Report from the National Transplantation Pregnancy Registry: Outcomes of Pregnancy After Transplantation.
Armenti VT, Daller JA, Constantinescu S, Silva P, Radomski JS, Moritz MJ, Gaughan WJ, McGrory CH, Coscia LA.
Clinical Transplants 2006, Chapter 4

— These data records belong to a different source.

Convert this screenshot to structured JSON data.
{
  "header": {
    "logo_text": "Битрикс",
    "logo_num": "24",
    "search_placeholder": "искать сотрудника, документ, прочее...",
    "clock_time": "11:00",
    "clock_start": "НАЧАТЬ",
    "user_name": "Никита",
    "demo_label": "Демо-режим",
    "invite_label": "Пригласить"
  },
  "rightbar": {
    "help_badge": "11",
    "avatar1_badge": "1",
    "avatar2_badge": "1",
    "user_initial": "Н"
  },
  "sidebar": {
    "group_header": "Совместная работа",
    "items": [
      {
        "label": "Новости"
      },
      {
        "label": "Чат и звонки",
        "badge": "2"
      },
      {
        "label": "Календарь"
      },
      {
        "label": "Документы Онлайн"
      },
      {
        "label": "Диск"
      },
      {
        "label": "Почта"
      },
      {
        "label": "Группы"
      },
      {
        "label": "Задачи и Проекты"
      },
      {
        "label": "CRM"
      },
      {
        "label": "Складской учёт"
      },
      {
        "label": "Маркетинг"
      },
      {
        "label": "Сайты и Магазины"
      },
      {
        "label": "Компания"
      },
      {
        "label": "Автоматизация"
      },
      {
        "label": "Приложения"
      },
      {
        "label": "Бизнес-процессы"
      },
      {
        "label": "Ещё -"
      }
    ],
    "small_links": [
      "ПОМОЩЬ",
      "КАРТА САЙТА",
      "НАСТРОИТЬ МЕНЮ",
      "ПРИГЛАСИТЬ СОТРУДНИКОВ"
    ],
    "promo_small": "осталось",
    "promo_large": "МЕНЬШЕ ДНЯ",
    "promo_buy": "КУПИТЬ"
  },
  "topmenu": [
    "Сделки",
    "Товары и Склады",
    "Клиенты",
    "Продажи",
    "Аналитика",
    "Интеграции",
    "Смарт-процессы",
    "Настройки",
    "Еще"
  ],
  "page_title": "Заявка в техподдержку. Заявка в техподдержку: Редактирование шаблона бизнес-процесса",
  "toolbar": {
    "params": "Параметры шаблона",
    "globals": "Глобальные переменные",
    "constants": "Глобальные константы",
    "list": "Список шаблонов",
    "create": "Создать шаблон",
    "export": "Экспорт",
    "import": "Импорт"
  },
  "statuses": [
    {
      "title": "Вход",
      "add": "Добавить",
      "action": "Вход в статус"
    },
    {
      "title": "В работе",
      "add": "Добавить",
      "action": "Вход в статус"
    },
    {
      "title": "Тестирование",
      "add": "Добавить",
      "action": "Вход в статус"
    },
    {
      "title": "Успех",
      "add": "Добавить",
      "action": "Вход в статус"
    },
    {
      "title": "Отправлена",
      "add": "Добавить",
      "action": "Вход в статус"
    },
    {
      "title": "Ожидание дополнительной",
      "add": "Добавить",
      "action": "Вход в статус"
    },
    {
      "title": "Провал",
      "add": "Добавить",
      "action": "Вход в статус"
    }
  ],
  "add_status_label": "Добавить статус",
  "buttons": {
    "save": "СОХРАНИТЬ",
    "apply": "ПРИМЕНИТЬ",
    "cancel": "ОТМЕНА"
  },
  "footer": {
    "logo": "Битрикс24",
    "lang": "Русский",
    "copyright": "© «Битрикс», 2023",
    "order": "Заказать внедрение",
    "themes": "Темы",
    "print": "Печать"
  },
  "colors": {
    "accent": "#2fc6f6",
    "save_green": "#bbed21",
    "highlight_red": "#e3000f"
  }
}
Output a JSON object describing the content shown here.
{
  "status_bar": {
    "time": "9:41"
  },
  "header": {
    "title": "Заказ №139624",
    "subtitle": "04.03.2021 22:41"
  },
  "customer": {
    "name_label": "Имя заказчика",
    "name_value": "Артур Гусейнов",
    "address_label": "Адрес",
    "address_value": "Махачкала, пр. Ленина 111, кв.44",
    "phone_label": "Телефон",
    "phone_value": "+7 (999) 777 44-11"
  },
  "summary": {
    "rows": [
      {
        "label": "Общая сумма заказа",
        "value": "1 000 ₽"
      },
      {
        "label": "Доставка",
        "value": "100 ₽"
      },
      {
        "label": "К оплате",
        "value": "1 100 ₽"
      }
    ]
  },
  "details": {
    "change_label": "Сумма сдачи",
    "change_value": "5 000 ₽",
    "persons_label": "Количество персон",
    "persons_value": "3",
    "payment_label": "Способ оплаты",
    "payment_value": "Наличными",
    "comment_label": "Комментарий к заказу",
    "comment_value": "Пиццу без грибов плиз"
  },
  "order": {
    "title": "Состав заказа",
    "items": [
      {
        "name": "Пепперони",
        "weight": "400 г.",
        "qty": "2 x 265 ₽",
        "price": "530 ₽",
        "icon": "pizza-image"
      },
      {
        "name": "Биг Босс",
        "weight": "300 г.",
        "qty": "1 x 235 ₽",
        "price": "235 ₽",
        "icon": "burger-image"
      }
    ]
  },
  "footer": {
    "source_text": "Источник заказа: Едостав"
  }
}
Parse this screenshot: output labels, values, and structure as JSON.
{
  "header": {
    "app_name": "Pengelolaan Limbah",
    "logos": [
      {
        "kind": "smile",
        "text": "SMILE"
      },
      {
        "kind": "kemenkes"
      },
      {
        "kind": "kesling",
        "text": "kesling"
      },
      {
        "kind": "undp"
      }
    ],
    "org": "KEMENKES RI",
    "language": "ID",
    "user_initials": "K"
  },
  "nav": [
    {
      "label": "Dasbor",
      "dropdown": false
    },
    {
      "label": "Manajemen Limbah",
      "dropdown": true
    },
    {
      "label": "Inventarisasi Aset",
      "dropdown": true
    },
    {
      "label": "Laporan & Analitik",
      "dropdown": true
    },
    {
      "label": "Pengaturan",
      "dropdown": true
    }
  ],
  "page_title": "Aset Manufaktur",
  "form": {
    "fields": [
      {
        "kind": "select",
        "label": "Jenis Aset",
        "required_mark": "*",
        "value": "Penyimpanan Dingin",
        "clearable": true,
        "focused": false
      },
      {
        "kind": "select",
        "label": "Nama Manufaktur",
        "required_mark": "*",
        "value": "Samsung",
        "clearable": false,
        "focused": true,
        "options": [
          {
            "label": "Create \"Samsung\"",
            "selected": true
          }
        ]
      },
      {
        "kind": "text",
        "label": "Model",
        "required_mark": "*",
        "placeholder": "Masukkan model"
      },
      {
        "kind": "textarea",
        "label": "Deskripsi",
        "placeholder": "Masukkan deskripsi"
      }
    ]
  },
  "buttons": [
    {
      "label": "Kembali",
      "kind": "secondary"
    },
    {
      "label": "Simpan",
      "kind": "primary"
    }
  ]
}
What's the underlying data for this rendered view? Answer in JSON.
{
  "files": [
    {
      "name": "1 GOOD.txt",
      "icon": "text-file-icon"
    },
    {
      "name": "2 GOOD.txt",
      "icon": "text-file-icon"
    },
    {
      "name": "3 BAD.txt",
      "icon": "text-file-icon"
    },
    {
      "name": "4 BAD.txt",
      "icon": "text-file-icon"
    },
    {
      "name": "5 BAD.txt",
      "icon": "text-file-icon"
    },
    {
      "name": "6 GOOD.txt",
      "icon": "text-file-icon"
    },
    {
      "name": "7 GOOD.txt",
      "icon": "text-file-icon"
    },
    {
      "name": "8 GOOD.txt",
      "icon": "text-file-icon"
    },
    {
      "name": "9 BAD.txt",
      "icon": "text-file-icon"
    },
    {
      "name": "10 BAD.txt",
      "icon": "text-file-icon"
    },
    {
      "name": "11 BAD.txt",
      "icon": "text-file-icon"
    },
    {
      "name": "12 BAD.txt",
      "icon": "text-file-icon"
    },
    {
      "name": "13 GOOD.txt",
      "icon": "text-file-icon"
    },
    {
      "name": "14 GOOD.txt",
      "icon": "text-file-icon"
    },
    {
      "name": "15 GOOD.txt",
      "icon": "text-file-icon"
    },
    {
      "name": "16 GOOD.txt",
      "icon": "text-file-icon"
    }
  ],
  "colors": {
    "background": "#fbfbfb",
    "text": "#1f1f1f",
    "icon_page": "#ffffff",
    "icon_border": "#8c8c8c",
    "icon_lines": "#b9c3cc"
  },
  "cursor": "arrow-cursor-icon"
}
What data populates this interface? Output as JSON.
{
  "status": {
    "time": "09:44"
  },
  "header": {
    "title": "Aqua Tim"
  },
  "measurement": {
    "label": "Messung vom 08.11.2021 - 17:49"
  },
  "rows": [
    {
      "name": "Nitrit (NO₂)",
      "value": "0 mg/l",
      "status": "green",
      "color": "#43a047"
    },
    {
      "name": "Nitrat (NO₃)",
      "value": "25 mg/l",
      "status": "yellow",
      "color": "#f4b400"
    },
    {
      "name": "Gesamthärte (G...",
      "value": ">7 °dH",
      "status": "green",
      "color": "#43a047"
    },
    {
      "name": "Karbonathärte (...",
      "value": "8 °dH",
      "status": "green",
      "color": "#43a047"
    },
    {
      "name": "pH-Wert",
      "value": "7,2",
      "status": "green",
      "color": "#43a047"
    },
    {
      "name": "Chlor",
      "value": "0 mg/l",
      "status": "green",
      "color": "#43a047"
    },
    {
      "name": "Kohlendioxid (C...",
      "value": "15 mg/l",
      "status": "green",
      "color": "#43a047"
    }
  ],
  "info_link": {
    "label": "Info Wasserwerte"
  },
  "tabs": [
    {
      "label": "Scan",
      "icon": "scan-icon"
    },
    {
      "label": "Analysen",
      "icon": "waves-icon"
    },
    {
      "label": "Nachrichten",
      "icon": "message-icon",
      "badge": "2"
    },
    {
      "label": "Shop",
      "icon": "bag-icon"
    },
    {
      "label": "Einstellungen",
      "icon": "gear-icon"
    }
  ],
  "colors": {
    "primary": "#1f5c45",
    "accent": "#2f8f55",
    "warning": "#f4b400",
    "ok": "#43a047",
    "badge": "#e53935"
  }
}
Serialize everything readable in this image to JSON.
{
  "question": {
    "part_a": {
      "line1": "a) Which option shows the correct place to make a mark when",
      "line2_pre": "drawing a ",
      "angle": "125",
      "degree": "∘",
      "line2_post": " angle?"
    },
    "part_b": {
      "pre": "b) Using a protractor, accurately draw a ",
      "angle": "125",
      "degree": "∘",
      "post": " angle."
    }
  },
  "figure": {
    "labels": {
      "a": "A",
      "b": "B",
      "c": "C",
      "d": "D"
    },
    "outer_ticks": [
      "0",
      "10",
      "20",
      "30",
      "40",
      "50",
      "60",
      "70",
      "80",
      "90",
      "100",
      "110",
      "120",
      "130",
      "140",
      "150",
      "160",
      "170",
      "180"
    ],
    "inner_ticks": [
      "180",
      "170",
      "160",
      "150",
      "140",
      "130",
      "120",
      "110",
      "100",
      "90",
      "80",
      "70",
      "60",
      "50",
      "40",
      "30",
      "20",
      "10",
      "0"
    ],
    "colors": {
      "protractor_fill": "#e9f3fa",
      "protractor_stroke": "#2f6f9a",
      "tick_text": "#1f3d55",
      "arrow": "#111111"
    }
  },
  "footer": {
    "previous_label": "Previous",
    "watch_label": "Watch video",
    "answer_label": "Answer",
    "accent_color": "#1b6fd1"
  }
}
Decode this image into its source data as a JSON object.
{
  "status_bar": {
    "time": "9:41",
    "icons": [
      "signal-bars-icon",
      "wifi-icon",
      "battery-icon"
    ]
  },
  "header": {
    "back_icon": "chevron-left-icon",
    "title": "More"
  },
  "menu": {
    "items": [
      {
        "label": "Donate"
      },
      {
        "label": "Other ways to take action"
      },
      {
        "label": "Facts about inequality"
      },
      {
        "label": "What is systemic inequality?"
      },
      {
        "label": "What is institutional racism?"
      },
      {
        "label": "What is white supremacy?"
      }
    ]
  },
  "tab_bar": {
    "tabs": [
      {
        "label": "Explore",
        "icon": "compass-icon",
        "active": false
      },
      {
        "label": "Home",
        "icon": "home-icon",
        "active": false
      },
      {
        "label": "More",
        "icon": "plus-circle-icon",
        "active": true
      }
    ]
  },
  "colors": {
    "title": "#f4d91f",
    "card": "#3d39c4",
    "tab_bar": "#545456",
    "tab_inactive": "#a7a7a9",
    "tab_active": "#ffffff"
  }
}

Experience in the field of pregnancy posttransplantation has been gained through continued case reports, center reports, and registry data. The NTPR maintains an ongoing active database to study the safety of pregnancy and includes the outcomes of female transplant recipients as well as male recipients who father pregnancies. Analyses are ongoing and include long-term followup of recipients' graft status and of their offspring. For the most part, guidelines proposed in 1976 for counseling recipients remain applicable (30). While these counseling guidelines were formulated for kidney recipients, they may be extrapolated to other organ recipients as well. Organ-specific issues should also be considered in managing and counseling female transplant recipients. Recipients should be in general good health, and graft function should be stable and, ideally, rejection-free. There should be optimal control of comorbid conditions such as hypertension and diabetes prior to conception. While the shortest safe interval from transplant to conception has not been established, 1 year is a reasonable milestone, given the prerequisites of stable, adequate graft function and maintenance-level immunosuppression. During pregnancy, maintenance-medication regimens should be continued with vigilant monitoring for effective drug levels and drug side effects with appropriate dose adjustment. These pregnancies are high-risk and require close maternal and fetal surveillance through coordinated care among maternal-fetal medicine specialists and transplant personnel. Of the live born reported to the NTPR, a higher incidence of structural malformations has been seen with MMF exposures during pregnancy when compared with the overall kidney transplant recipient offspring group. Three of the four defects included microtia (ear deformity), suggesting a pattern of malformations. However, live-born outcomes without structural malformations have also been noted in the MMF cohort. No structural defects have yet been reported with early pregnancy sirolimus exposures in a limited number of recipients evaluated. Limitations in assessing congenital malformation risk and MMF exposure include methodology and potential reporting bias, small sample size, and our inability to exclude other comorbid factors such as non-immunosuppressive drug effects or other susceptibilities in this population. It is incumbent upon transplant professionals to be aware of any additional risk to the fetus from immunosuppressive medications relative to the potential improvement in maternal graft function/survival conferred by each of these agents. Given the ongoing concerns with the newer immunosuppressive agents, clinicians are responsible for providing pregnancy counseling in all pre- and post-transplant recipients of childbearing ge. Centers are encouraged to report all pregnancy exposures in transplant recipients to the NTPR. Future analyses from the NTPR are directed at potential effects of these newer immunosuppressive regimens, not only from immediate exposure but also from continued exposure that may occur from breastfeeding. As the registry study design allows for contact between registry staff and recipients and their health care providers, efforts are ongoing to analyze the long-term outcomes of parents and children. Continued close collaboration among specialists will help to better identify potential pregnancy risks in these populations, particularly as new immunosuppressive agents are developed. The fiftieth anniversary of the first post-transplant pregnancy (reported by Joseph Murray et al.) (31) will be in March 2008. With this important date approaching and with ongoing pregnancy issues concerning post-transplant pregnancy safety, this is an ideal time to raise awareness of the need for continued worldwide cooperation for data collection. Enhanced assessment of pregnancy safety is essential to the development of guidelines for counseling and management of pregnancy in the transplant population.